A living trust is an estate planning tool that allows a person to create a trust that can provide benefits, such as avoiding parts of probate. The reason assets in a living trust avoid probate is simple: it is no longer part of your estate, and since the assets do not technically belong to you, they would not be part of the state’s probate process.
If my property doesn’t belong to me, can I use it?
Of course, you can. The use of the property, be it a home or savings and investment accounts, is still available to you. That’s often a large part of the legal language in creating a living trust in the first place.
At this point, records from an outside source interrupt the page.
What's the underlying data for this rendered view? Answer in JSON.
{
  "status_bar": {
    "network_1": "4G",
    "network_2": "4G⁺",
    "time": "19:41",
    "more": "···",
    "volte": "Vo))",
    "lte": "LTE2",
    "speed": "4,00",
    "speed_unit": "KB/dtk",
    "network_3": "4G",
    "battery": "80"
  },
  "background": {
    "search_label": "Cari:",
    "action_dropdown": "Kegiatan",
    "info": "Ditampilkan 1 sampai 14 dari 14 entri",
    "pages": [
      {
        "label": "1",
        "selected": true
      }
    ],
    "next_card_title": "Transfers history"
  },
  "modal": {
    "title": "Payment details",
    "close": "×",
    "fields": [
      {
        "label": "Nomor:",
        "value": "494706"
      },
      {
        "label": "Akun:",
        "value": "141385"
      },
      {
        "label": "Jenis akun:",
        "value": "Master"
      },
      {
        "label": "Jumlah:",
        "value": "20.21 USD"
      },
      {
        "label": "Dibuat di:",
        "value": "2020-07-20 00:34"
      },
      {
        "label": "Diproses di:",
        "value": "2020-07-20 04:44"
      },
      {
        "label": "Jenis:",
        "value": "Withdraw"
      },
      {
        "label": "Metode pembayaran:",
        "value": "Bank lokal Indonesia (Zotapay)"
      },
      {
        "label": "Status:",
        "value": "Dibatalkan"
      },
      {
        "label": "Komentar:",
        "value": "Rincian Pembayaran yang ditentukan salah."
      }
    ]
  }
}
The exact language and format might change from trust to trust based on the individual’s need, but no one is barred from making use of the trust they’ve funded.
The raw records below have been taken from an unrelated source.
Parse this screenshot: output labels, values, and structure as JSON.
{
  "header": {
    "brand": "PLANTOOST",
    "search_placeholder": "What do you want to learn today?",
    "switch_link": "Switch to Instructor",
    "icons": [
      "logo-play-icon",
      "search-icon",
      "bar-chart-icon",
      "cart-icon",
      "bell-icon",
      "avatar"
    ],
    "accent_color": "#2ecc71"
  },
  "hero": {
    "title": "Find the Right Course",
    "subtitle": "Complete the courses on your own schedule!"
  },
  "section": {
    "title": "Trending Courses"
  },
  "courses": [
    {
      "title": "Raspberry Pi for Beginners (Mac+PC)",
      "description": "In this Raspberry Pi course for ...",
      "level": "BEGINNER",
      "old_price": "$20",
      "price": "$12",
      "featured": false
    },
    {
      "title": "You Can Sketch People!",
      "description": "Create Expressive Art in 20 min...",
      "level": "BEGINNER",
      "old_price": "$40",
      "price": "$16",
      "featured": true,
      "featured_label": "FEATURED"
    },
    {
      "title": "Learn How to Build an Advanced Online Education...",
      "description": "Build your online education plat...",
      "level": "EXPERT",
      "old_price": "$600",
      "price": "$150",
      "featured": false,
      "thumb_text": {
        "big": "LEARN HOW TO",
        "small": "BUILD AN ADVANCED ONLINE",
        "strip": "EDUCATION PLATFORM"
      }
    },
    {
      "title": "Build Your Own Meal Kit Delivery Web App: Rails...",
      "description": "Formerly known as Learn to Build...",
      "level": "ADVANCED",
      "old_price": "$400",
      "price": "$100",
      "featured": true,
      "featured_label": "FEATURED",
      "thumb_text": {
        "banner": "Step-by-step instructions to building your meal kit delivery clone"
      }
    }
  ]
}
What are the other benefits of a living trust?
Living trusts can help estate planning efforts in many other ways, such as:
- Managing property owned in other states
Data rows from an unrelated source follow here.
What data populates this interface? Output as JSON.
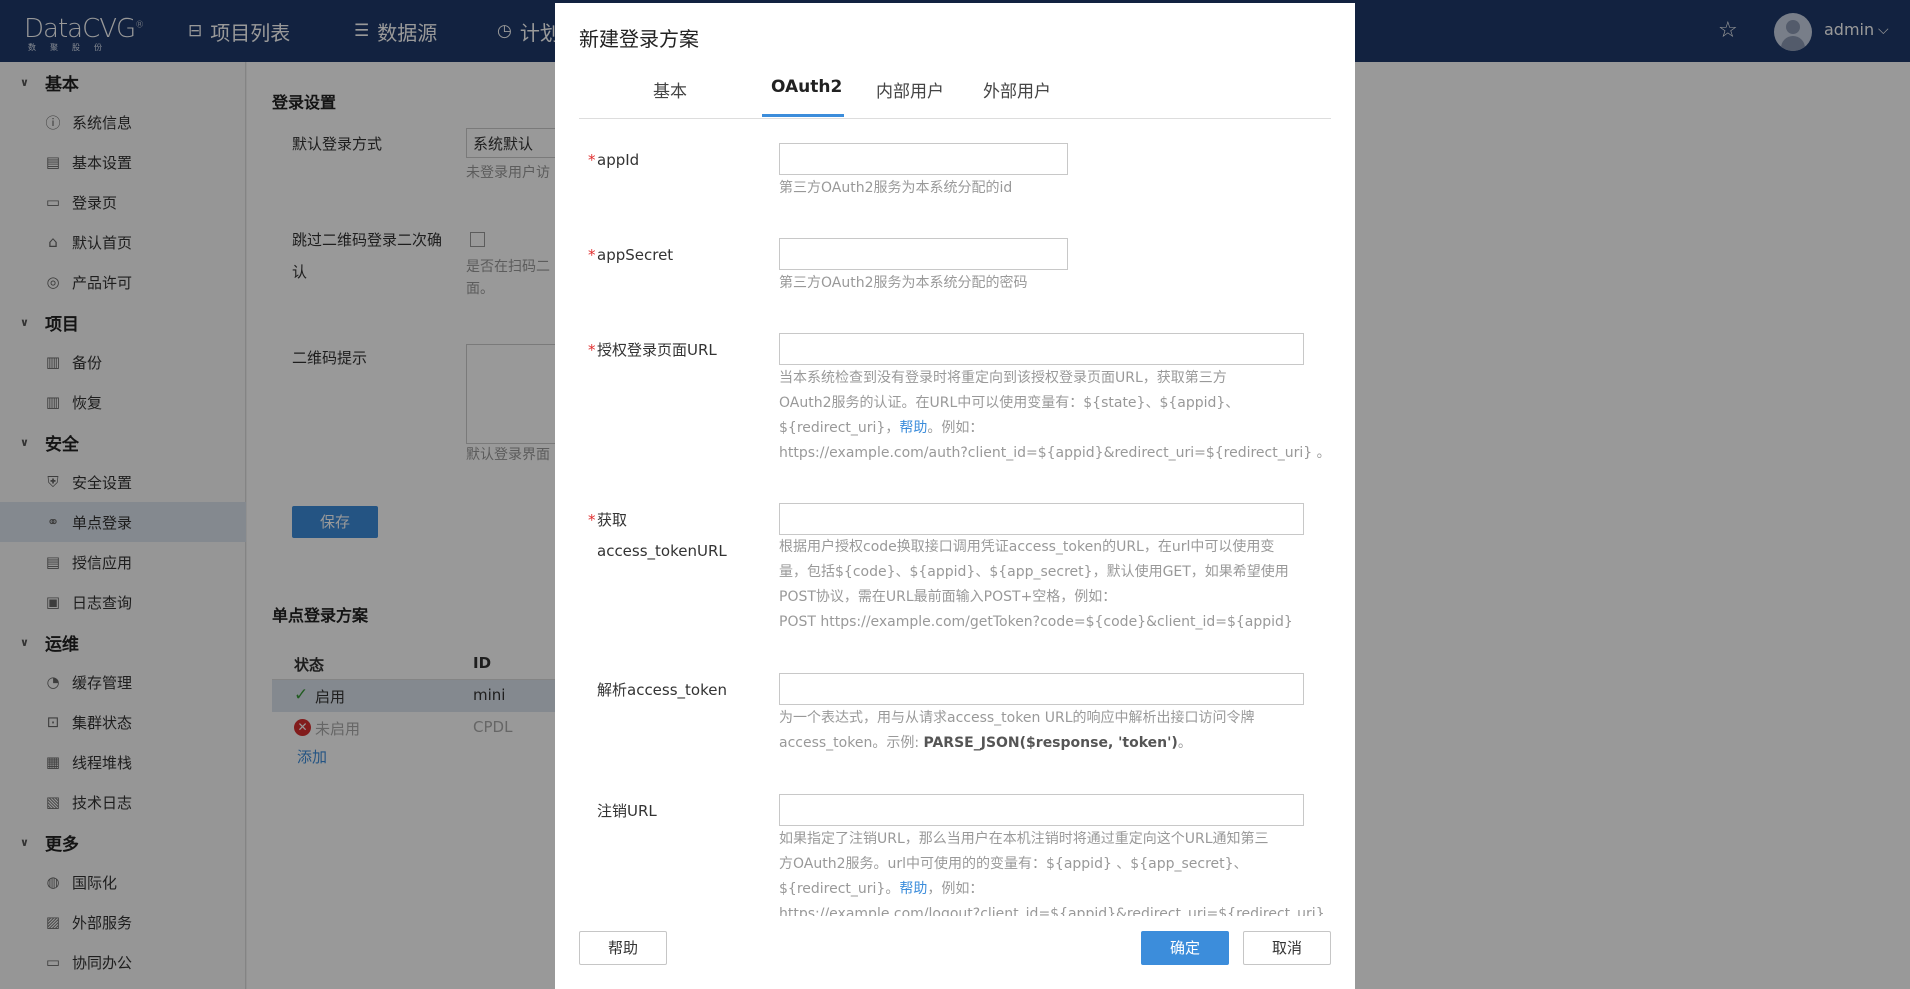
{
  "brand": {
    "name": "DataCVG",
    "reg": "®",
    "sub": "数聚股份"
  },
  "topnav": [
    {
      "icon": "briefcase-icon",
      "glyph": "⊟",
      "label": "项目列表"
    },
    {
      "icon": "database-icon",
      "glyph": "☰",
      "label": "数据源"
    },
    {
      "icon": "timer-icon",
      "glyph": "◷",
      "label": "计划"
    }
  ],
  "user": {
    "name": "admin"
  },
  "sidebar": {
    "groups": [
      {
        "label": "基本"
      },
      {
        "label": "项目"
      },
      {
        "label": "安全"
      },
      {
        "label": "运维"
      },
      {
        "label": "更多"
      }
    ],
    "items": [
      {
        "label": "系统信息",
        "glyph": "ⓘ",
        "icon": "info-icon"
      },
      {
        "label": "基本设置",
        "glyph": "▤",
        "icon": "settings-icon"
      },
      {
        "label": "登录页",
        "glyph": "▭",
        "icon": "monitor-icon"
      },
      {
        "label": "默认首页",
        "glyph": "⌂",
        "icon": "home-icon"
      },
      {
        "label": "产品许可",
        "glyph": "◎",
        "icon": "license-icon"
      },
      {
        "label": "备份",
        "glyph": "▥",
        "icon": "backup-icon"
      },
      {
        "label": "恢复",
        "glyph": "▥",
        "icon": "restore-icon"
      },
      {
        "label": "安全设置",
        "glyph": "⛨",
        "icon": "shield-icon"
      },
      {
        "label": "单点登录",
        "glyph": "⚭",
        "icon": "sso-icon"
      },
      {
        "label": "授信应用",
        "glyph": "▤",
        "icon": "trusted-app-icon"
      },
      {
        "label": "日志查询",
        "glyph": "▣",
        "icon": "log-search-icon"
      },
      {
        "label": "缓存管理",
        "glyph": "◔",
        "icon": "cache-icon"
      },
      {
        "label": "集群状态",
        "glyph": "⊡",
        "icon": "cluster-icon"
      },
      {
        "label": "线程堆栈",
        "glyph": "▦",
        "icon": "thread-icon"
      },
      {
        "label": "技术日志",
        "glyph": "▧",
        "icon": "tech-log-icon"
      },
      {
        "label": "国际化",
        "glyph": "◍",
        "icon": "globe-icon"
      },
      {
        "label": "外部服务",
        "glyph": "▨",
        "icon": "external-service-icon"
      },
      {
        "label": "协同办公",
        "glyph": "▭",
        "icon": "collab-icon"
      }
    ]
  },
  "page": {
    "login_settings_title": "登录设置",
    "default_login_label": "默认登录方式",
    "default_login_value": "系统默认",
    "default_login_hint": "未登录用户访",
    "skip_qr_label_1": "跳过二维码登录二次确",
    "skip_qr_label_2": "认",
    "skip_qr_hint_1": "是否在扫码二",
    "skip_qr_hint_2": "面。",
    "qr_tip_label": "二维码提示",
    "qr_tip_hint": "默认登录界面",
    "save_label": "保存",
    "sso_title": "单点登录方案",
    "table_headers": [
      "状态",
      "ID"
    ],
    "rows": [
      {
        "status": "启用",
        "id": "mini",
        "enabled": true
      },
      {
        "status": "未启用",
        "id": "CPDL",
        "enabled": false
      }
    ],
    "add_label": "添加"
  },
  "modal": {
    "title": "新建登录方案",
    "tabs": [
      "基本",
      "OAuth2",
      "内部用户",
      "外部用户"
    ],
    "active_tab": "OAuth2",
    "fields": {
      "appid": {
        "label": "appId",
        "value": "",
        "hint": "第三方OAuth2服务为本系统分配的id"
      },
      "appsecret": {
        "label": "appSecret",
        "value": "",
        "hint": "第三方OAuth2服务为本系统分配的密码"
      },
      "auth_url": {
        "label": "授权登录页面URL",
        "value": "",
        "hint_1": "当本系统检查到没有登录时将重定向到该授权登录页面URL，获取第三方",
        "hint_2": "OAuth2服务的认证。在URL中可以使用变量有：${state}、${appid}、",
        "hint_3a": "${redirect_uri}，",
        "hint_link": "帮助",
        "hint_3b": "。例如：",
        "hint_4": "https://example.com/auth?client_id=${appid}&redirect_uri=${redirect_uri} 。"
      },
      "token_url": {
        "label_1": "获取",
        "label_2": "access_tokenURL",
        "value": "",
        "hint_1": "根据用户授权code换取接口调用凭证access_token的URL，在url中可以使用变",
        "hint_2": "量，包括${code}、${appid}、${app_secret}，默认使用GET，如果希望使用",
        "hint_3": "POST协议，需在URL最前面输入POST+空格，例如：",
        "hint_4": "POST https://example.com/getToken?code=${code}&client_id=${appid}"
      },
      "parse_token": {
        "label": "解析access_token",
        "value": "",
        "hint_1": "为一个表达式，用与从请求access_token URL的响应中解析出接口访问令牌",
        "hint_2a": "access_token。示例: ",
        "hint_2b": "PARSE_JSON($response, 'token')",
        "hint_2c": "。"
      },
      "logout_url": {
        "label": "注销URL",
        "value": "",
        "hint_1": "如果指定了注销URL，那么当用户在本机注销时将通过重定向这个URL通知第三",
        "hint_2": "方OAuth2服务。url中可使用的的变量有：${appid} 、${app_secret}、",
        "hint_3a": "${redirect_uri}。",
        "hint_link": "帮助",
        "hint_3b": "，例如：",
        "hint_4": "https://example.com/logout?client_id=${appid}&redirect_uri=${redirect_uri}"
      }
    },
    "footer": {
      "help": "帮助",
      "ok": "确定",
      "cancel": "取消"
    }
  },
  "colors": {
    "topbar": "#1e3a6b",
    "accent": "#3c8ddb",
    "required": "#e03030"
  }
}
- Avoiding any public record of your assets
- Maintaining some control over your assets after you’ve passed on
- Allowing you to create a care plan for yourself if you become incapacitated.
These benefits combined make it clear why living trusts are such a popular estate planning tool.
Are there any drawbacks?
There may be some drawbacks to a revocable living trust that may make one inappropriate for your estate plan. Often, you may have some maintenance and initiation fees, and of course, in Tennessee, the probate process is less vigorous than in other states.
Deciding on what to use for your estate plan depends on your needs and your priorities.